The U.S. chemical industry proudly employs nearly 800,000 men and women across the 50 states. Many are based in chemical facilities where they help manufacture products that are critical to the everyday health and well-being of our nation.
That’s why ACC believes it’s important to work with the federal government to ensure that individuals with access to sensitive areas of high-risk chemical facilities are trustworthy and do not present a threat to the facility, its workers or to the surrounding community.
DHS Personnel Surety Program
Right now, ACC and the U.S. Department of Homeland Security (DHS) are working together to improve the Chemical Facility Anti-Terrorism Standards (CFATS) Personnel Surety Program (PSP). We commend DHS for recognizing the concerns that were expressed regarding their initial proposal and taking the time to get input from all stakeholders to draft the Agency’s latest version of the proposal.
ACC members recently submitted comments on the PSP proposal to ensure the final program allows for more accurate data collection and a process that puts that data to good use, while minimizing the burden on the regulated community.
Let’s take a look at both the positive changes reflected in the latest PSP proposal, some of ACC’s outstanding concerns and our recommendations for further improvement to the program.
DHS has allowed for the expanded use of existing Federal vetting programs, specifically by recognizing the Transportation Worker Identification Credential (TWIC) Program and the Hazardous Materials Endorsement (HME) Program as viable compliance options to validate personnel security information.
DHS is also providing additional leeway in assigning CSAT user roles to include third-party submitters and consolidated (corporate) submissions.
Finally, DHS is proposing the gradual implementation for the PSP, beginning with Tier 1 and Tier 2 high-risk chemical facilities. These incremental actions will allow DHS and CFATS Regulated Facilities to incorporate lessons learned and make improvements to the program prior to implementation in Tier 3 and Tier 4 facilities.
Some Outstanding Concerns
DHS does not provide any detail to the regulated facility regarding their vetting procedures, including how and under what circumstances DHS will notify a facility that their personnel have been successfully vetted and how matches against the TSDB are resolved. ACC believes that DHS must provide proper and timely notification to the covered facility that such persons have been vetted and are cleared for access prior to entry.
Again, the goal of PSP is to ensure that personnel who have access to sensitive areas of high-risk chemical facilities do not pose a security threat to the facility, its workers or to the surrounding community.
ACC recommends the following options to help enhance the PSP proposal in a manner that meets DHS’s goals for personnel surety, improves the utility of the information collected while minimizing burdens on regulated industry:

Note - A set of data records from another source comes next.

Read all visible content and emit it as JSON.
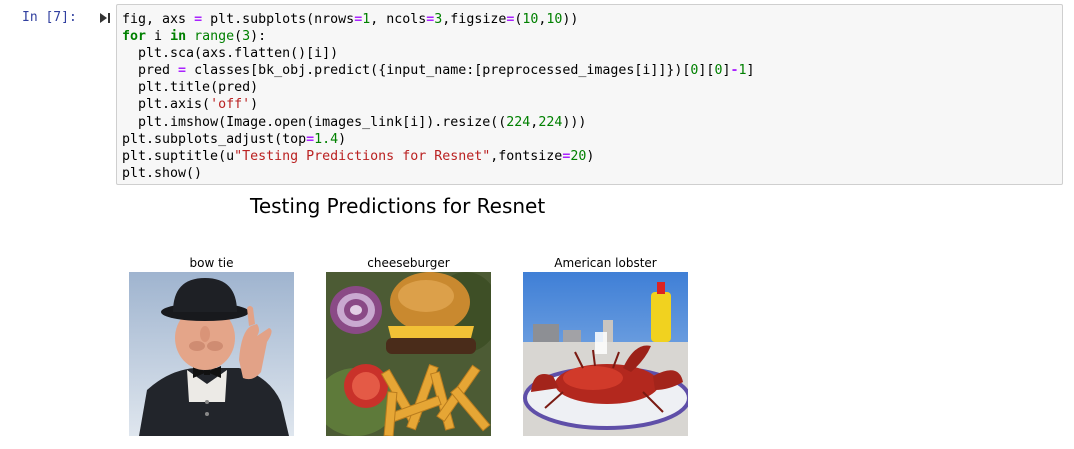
{
  "cell": {
    "prompt": "In [7]:",
    "code_lines": [
      [
        {
          "t": "fig, axs "
        },
        {
          "t": "=",
          "c": "op"
        },
        {
          "t": " plt.subplots(nrows"
        },
        {
          "t": "=",
          "c": "op"
        },
        {
          "t": "1",
          "c": "num"
        },
        {
          "t": ", ncols"
        },
        {
          "t": "=",
          "c": "op"
        },
        {
          "t": "3",
          "c": "num"
        },
        {
          "t": ",figsize"
        },
        {
          "t": "=",
          "c": "op"
        },
        {
          "t": "("
        },
        {
          "t": "10",
          "c": "num"
        },
        {
          "t": ","
        },
        {
          "t": "10",
          "c": "num"
        },
        {
          "t": "))"
        }
      ],
      [
        {
          "t": "for",
          "c": "kw"
        },
        {
          "t": " i "
        },
        {
          "t": "in",
          "c": "kw"
        },
        {
          "t": " "
        },
        {
          "t": "range",
          "c": "bi"
        },
        {
          "t": "("
        },
        {
          "t": "3",
          "c": "num"
        },
        {
          "t": "):"
        }
      ],
      [
        {
          "t": "  plt"
        },
        {
          "t": ".sca(axs.flatten()[i])"
        }
      ],
      [
        {
          "t": "  pred "
        },
        {
          "t": "=",
          "c": "op"
        },
        {
          "t": " classes[bk_obj.predict({input_name:[preprocessed_images[i]]})["
        },
        {
          "t": "0",
          "c": "num"
        },
        {
          "t": "]["
        },
        {
          "t": "0",
          "c": "num"
        },
        {
          "t": "]"
        },
        {
          "t": "-",
          "c": "op"
        },
        {
          "t": "1",
          "c": "num"
        },
        {
          "t": "]"
        }
      ],
      [
        {
          "t": "  plt"
        },
        {
          "t": ".title(pred)"
        }
      ],
      [
        {
          "t": "  plt"
        },
        {
          "t": ".axis("
        },
        {
          "t": "'off'",
          "c": "str"
        },
        {
          "t": ")"
        }
      ],
      [
        {
          "t": "  plt"
        },
        {
          "t": ".imshow(Image.open(images_link[i]).resize(("
        },
        {
          "t": "224",
          "c": "num"
        },
        {
          "t": ","
        },
        {
          "t": "224",
          "c": "num"
        },
        {
          "t": ")))"
        }
      ],
      [
        {
          "t": "plt.subplots_adjust(top"
        },
        {
          "t": "=",
          "c": "op"
        },
        {
          "t": "1.4",
          "c": "num"
        },
        {
          "t": ")"
        }
      ],
      [
        {
          "t": "plt.suptitle(u"
        },
        {
          "t": "\"Testing Predictions for Resnet\"",
          "c": "str"
        },
        {
          "t": ",fontsize"
        },
        {
          "t": "=",
          "c": "op"
        },
        {
          "t": "20",
          "c": "num"
        },
        {
          "t": ")"
        }
      ],
      [
        {
          "t": "plt.show()"
        }
      ]
    ]
  },
  "output": {
    "suptitle": "Testing Predictions for Resnet",
    "subplots": [
      {
        "title": "bow tie",
        "image": "man-in-bowler-hat-with-bow-tie"
      },
      {
        "title": "cheeseburger",
        "image": "cheeseburger-with-fries-and-onion"
      },
      {
        "title": "American lobster",
        "image": "red-lobster-on-plate"
      }
    ]
  },
  "icons": {
    "run": "step-forward-icon"
  },
  "colors": {
    "prompt": "#303f9f",
    "cell_bg": "#f7f7f7",
    "cell_border": "#cfcfcf",
    "keyword": "#008000",
    "operator": "#aa22ff",
    "string": "#ba2121"
  }
}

As part of our commitment to create an effective chemical security program that allows our industry to continue to develop innovative solutions, create jobs and enhance security, ACC will continue to provide constructive feedback to DHS in order to develop a more effective Personnel Surety Program that can be implemented at chemical facilities across the nation.